Each talk is one hour long and eight talks happen at the same time. Below are the talks I attended:
- Keynote: Using EEG and Machine Learning to Perform Lie Detection
- A teams transition to Continuous Delivery
- Docker, FROM scratch
- The Technical Debt Prevention Clinic
- How to start and run a software lifestyle business
- Asynchronous Programming From The Ground Up
- Building Docker Applications with .NET - tooling, cross platform support and migration
- Hack Your Career
- Writing high performance code in .NET
- Growing Serverless code with Azure Functions and F#
- “The website’s down!” Stories and lessons on keeping your website up

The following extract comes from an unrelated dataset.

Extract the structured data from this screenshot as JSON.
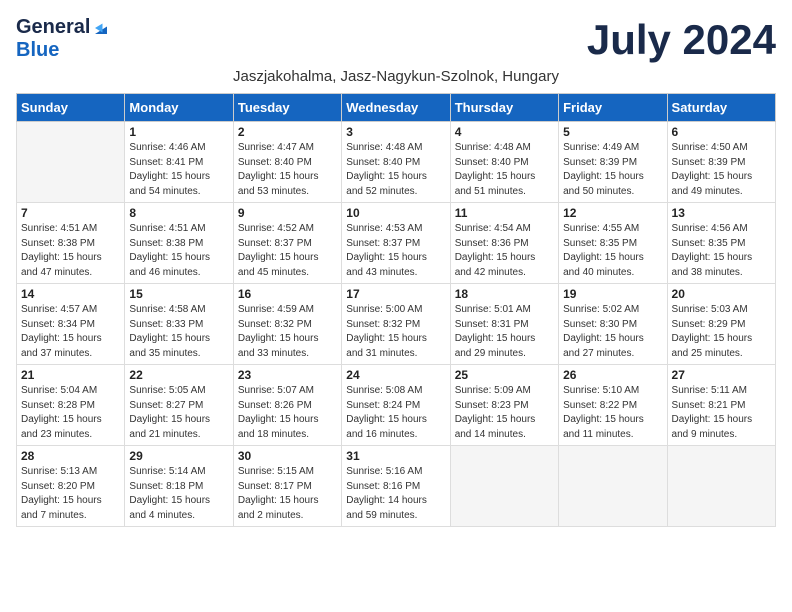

- Self-Aware Applications: Automatic Production Monitoring
- Domain Modeling Made Functional
- Interactive C# Development with Roslyn
- Building Resilient Applications In Microsoft Azure
- Functional Design Patterns
- Logic vs. side effects: functional goodness you don’t hear about
- How one team built their first microservice
All sessions are recorded and are available here. The Sydney 2017 ones will soon be there. Overall it was a good event but did not match the one last year. Last year there were more of the popular speakers and the talk content was also more interesting. But still, I am glad that NDC Sydney is still happening, and it gives a good exposure and networking possibilities for developers. Thanks to Readify for sponsoring my tickets and it’s one of the good things about working with Readify.
Hope to see you next year as well!
We are typists first, and programmers second.
If you are like me, spending a lot of time with a computer, it’s worth you take the time to learn to type without looking at the keyboard a.k.a touch typing (if you currently type by the hunt and peck method). Though productivity cannot be measured by the number of words you type per minute, it’s good to learn to touch type. There are various applications that help you to improve your typing speed. Some of them are online and some offline desktop applications. Pick one that suits you and improve your typing speed.
I learned to touch type only a couple of years back, getting inspired after reading Learn Anything in 20 Hours. In the book, the author explains how he learned a new keyboard layout, Colemak, in just 20 hours. The book explains the full process and setup used by the author. It uses various tools like Keyzen, Type-fu, Amphetype. More than the tools it is the process and the approach to the learning that is interesting. A summary of the tools and approaches is available here but highly recommend reading the book. I found the approach very helpful and effective and used to learn QWERTY layout.
Irrespective of the way you choose to learn touch typing, it might seem a bit hard at the start. Keep at it for some time snd you will soon see an improvement in your typing speed.